My amber suitcase, all of it is Baltic amber
We shall tincture about 5 grams of fossil Amber of Baltic origin. The age of baltic amber is estimated at 150 million years.
Can a perfume last over such a lapse of time?
In some way it definitely does, whoever worked amber to poslish it and shape it as I did for some time, knows the typical smell, similar to rubbery lemony frankincense.
A very delicate smell that transforms working this matter in a pleasurable olfactory experience.
Moreover amber is called bernstein in German, "burning stone", because it has been used as incense in Europe particularly during epidemies and for vibrational therapies.
The smell is there. Can it pass into the alcohol in order to be used as a perfume?
5.4 grams of Amber
The first step is to pulverize the amber, in this way we shall facilitate the tincturing. We can use the same technique that I use to pulverize Hyraceum stone, an other fossil material (the oldest is only 10000 years old) that can be tinctured and makes a very strong perfume.
We got 4,2 grams of amber powder
We add about 40 grams of alcohol, this vill ba a 10% tincture
The date is June second 2012, we just have to wait a few days and see if the alcohol becomes perfumed.
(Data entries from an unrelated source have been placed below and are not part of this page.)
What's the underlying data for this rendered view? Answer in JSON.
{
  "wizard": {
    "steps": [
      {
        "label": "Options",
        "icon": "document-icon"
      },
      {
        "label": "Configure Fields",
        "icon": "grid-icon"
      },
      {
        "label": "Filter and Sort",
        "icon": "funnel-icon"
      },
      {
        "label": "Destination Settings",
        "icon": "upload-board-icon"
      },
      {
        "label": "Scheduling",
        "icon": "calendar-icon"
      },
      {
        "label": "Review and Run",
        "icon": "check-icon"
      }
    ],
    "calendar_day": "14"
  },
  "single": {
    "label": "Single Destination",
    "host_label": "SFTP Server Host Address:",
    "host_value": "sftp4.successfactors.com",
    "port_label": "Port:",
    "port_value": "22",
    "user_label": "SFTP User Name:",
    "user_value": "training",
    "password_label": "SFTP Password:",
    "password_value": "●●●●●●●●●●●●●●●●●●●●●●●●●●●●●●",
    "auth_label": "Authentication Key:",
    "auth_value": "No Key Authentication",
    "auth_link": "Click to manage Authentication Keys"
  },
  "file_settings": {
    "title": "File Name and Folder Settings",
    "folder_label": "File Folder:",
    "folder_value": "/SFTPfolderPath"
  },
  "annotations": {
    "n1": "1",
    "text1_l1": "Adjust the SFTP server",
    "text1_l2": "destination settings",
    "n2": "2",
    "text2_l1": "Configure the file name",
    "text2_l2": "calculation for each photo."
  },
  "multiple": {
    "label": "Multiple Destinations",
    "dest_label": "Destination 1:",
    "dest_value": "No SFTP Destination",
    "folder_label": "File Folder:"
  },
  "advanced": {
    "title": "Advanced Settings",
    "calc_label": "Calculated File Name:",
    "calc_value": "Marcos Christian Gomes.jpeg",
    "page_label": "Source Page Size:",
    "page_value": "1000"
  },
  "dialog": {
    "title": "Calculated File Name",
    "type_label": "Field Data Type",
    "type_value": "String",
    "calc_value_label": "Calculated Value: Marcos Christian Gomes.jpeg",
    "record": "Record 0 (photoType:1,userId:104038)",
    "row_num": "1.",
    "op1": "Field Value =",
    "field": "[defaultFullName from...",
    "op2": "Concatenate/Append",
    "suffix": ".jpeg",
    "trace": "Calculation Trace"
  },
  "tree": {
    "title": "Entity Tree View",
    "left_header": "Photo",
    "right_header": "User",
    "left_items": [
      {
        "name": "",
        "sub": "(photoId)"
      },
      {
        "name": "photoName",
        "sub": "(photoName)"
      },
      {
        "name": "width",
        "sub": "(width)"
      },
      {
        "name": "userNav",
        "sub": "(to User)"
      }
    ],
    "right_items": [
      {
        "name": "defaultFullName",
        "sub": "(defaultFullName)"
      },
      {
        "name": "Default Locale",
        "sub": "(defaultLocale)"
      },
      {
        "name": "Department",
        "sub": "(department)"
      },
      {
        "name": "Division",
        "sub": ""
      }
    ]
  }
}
La Via del Profumo - Via Indipendenza 538 - 47854 Montecolombo (RN)